Component data from apps and pages
------------------------------------------------------------
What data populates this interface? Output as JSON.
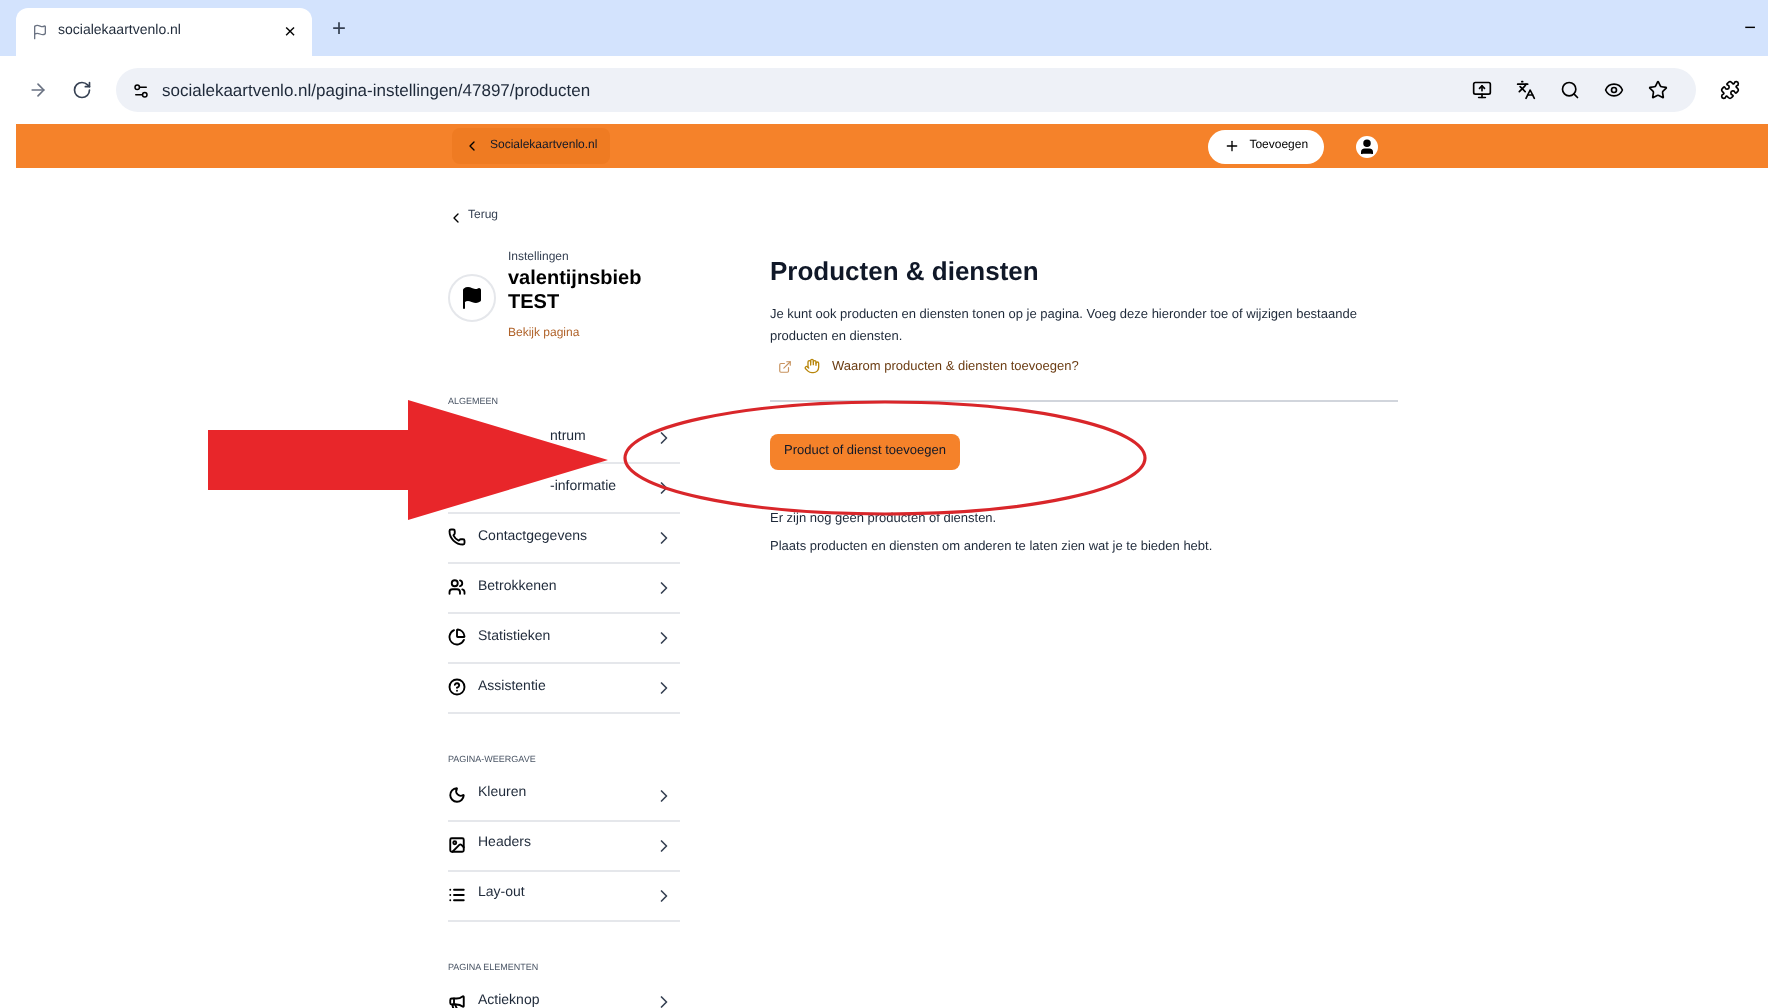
{
  "browser": {
    "tab_title": "socialekaartvenlo.nl",
    "tab_close": "×",
    "new_tab": "+",
    "url": "socialekaartvenlo.nl/pagina-instellingen/47897/producten",
    "minimize": "−"
  },
  "topbar": {
    "back_label": "Socialekaartvenlo.nl",
    "add_button": "Toevoegen"
  },
  "sidebar": {
    "back": "Terug",
    "caption": "Instellingen",
    "name": "valentijnsbieb TEST",
    "view_link": "Bekijk pagina",
    "sections": [
      {
        "heading": "ALGEMEEN",
        "items": [
          {
            "label": "ntrum",
            "kind": "covered"
          },
          {
            "label": "-informatie",
            "kind": "covered"
          },
          {
            "label": "Contactgegevens",
            "kind": "normal"
          },
          {
            "label": "Betrokkenen",
            "kind": "normal"
          },
          {
            "label": "Statistieken",
            "kind": "normal"
          },
          {
            "label": "Assistentie",
            "kind": "normal"
          }
        ]
      },
      {
        "heading": "PAGINA-WEERGAVE",
        "items": [
          {
            "label": "Kleuren",
            "kind": "normal"
          },
          {
            "label": "Headers",
            "kind": "normal"
          },
          {
            "label": "Lay-out",
            "kind": "normal"
          }
        ]
      },
      {
        "heading": "PAGINA ELEMENTEN",
        "items": [
          {
            "label": "Actieknop",
            "kind": "normal"
          }
        ]
      }
    ]
  },
  "main": {
    "title": "Producten & diensten",
    "intro": "Je kunt ook producten en diensten tonen op je pagina. Voeg deze hieronder toe of wijzigen bestaande producten en diensten.",
    "help_link": "Waarom producten & diensten toevoegen?",
    "add_button": "Product of dienst toevoegen",
    "empty_title": "Er zijn nog geen producten of diensten.",
    "empty_text": "Plaats producten en diensten om anderen te laten zien wat je te bieden hebt."
  }
}
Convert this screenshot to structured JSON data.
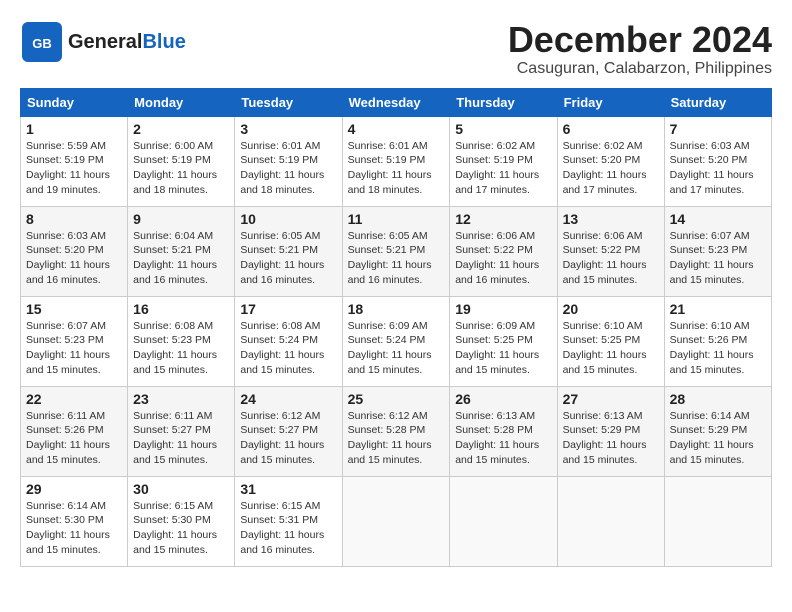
{
  "header": {
    "logo_general": "General",
    "logo_blue": "Blue",
    "month": "December 2024",
    "location": "Casuguran, Calabarzon, Philippines"
  },
  "weekdays": [
    "Sunday",
    "Monday",
    "Tuesday",
    "Wednesday",
    "Thursday",
    "Friday",
    "Saturday"
  ],
  "weeks": [
    [
      {
        "day": "1",
        "sunrise": "5:59 AM",
        "sunset": "5:19 PM",
        "daylight": "11 hours and 19 minutes."
      },
      {
        "day": "2",
        "sunrise": "6:00 AM",
        "sunset": "5:19 PM",
        "daylight": "11 hours and 18 minutes."
      },
      {
        "day": "3",
        "sunrise": "6:01 AM",
        "sunset": "5:19 PM",
        "daylight": "11 hours and 18 minutes."
      },
      {
        "day": "4",
        "sunrise": "6:01 AM",
        "sunset": "5:19 PM",
        "daylight": "11 hours and 18 minutes."
      },
      {
        "day": "5",
        "sunrise": "6:02 AM",
        "sunset": "5:19 PM",
        "daylight": "11 hours and 17 minutes."
      },
      {
        "day": "6",
        "sunrise": "6:02 AM",
        "sunset": "5:20 PM",
        "daylight": "11 hours and 17 minutes."
      },
      {
        "day": "7",
        "sunrise": "6:03 AM",
        "sunset": "5:20 PM",
        "daylight": "11 hours and 17 minutes."
      }
    ],
    [
      {
        "day": "8",
        "sunrise": "6:03 AM",
        "sunset": "5:20 PM",
        "daylight": "11 hours and 16 minutes."
      },
      {
        "day": "9",
        "sunrise": "6:04 AM",
        "sunset": "5:21 PM",
        "daylight": "11 hours and 16 minutes."
      },
      {
        "day": "10",
        "sunrise": "6:05 AM",
        "sunset": "5:21 PM",
        "daylight": "11 hours and 16 minutes."
      },
      {
        "day": "11",
        "sunrise": "6:05 AM",
        "sunset": "5:21 PM",
        "daylight": "11 hours and 16 minutes."
      },
      {
        "day": "12",
        "sunrise": "6:06 AM",
        "sunset": "5:22 PM",
        "daylight": "11 hours and 16 minutes."
      },
      {
        "day": "13",
        "sunrise": "6:06 AM",
        "sunset": "5:22 PM",
        "daylight": "11 hours and 15 minutes."
      },
      {
        "day": "14",
        "sunrise": "6:07 AM",
        "sunset": "5:23 PM",
        "daylight": "11 hours and 15 minutes."
      }
    ],
    [
      {
        "day": "15",
        "sunrise": "6:07 AM",
        "sunset": "5:23 PM",
        "daylight": "11 hours and 15 minutes."
      },
      {
        "day": "16",
        "sunrise": "6:08 AM",
        "sunset": "5:23 PM",
        "daylight": "11 hours and 15 minutes."
      },
      {
        "day": "17",
        "sunrise": "6:08 AM",
        "sunset": "5:24 PM",
        "daylight": "11 hours and 15 minutes."
      },
      {
        "day": "18",
        "sunrise": "6:09 AM",
        "sunset": "5:24 PM",
        "daylight": "11 hours and 15 minutes."
      },
      {
        "day": "19",
        "sunrise": "6:09 AM",
        "sunset": "5:25 PM",
        "daylight": "11 hours and 15 minutes."
      },
      {
        "day": "20",
        "sunrise": "6:10 AM",
        "sunset": "5:25 PM",
        "daylight": "11 hours and 15 minutes."
      },
      {
        "day": "21",
        "sunrise": "6:10 AM",
        "sunset": "5:26 PM",
        "daylight": "11 hours and 15 minutes."
      }
    ],
    [
      {
        "day": "22",
        "sunrise": "6:11 AM",
        "sunset": "5:26 PM",
        "daylight": "11 hours and 15 minutes."
      },
      {
        "day": "23",
        "sunrise": "6:11 AM",
        "sunset": "5:27 PM",
        "daylight": "11 hours and 15 minutes."
      },
      {
        "day": "24",
        "sunrise": "6:12 AM",
        "sunset": "5:27 PM",
        "daylight": "11 hours and 15 minutes."
      },
      {
        "day": "25",
        "sunrise": "6:12 AM",
        "sunset": "5:28 PM",
        "daylight": "11 hours and 15 minutes."
      },
      {
        "day": "26",
        "sunrise": "6:13 AM",
        "sunset": "5:28 PM",
        "daylight": "11 hours and 15 minutes."
      },
      {
        "day": "27",
        "sunrise": "6:13 AM",
        "sunset": "5:29 PM",
        "daylight": "11 hours and 15 minutes."
      },
      {
        "day": "28",
        "sunrise": "6:14 AM",
        "sunset": "5:29 PM",
        "daylight": "11 hours and 15 minutes."
      }
    ],
    [
      {
        "day": "29",
        "sunrise": "6:14 AM",
        "sunset": "5:30 PM",
        "daylight": "11 hours and 15 minutes."
      },
      {
        "day": "30",
        "sunrise": "6:15 AM",
        "sunset": "5:30 PM",
        "daylight": "11 hours and 15 minutes."
      },
      {
        "day": "31",
        "sunrise": "6:15 AM",
        "sunset": "5:31 PM",
        "daylight": "11 hours and 16 minutes."
      },
      null,
      null,
      null,
      null
    ]
  ]
}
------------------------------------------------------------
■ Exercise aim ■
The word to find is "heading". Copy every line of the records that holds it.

■ Written solution ■
        "heading": "ALGEMEEN",
        "heading": "PAGINA-WEERGAVE",
        "heading": "PAGINA ELEMENTEN",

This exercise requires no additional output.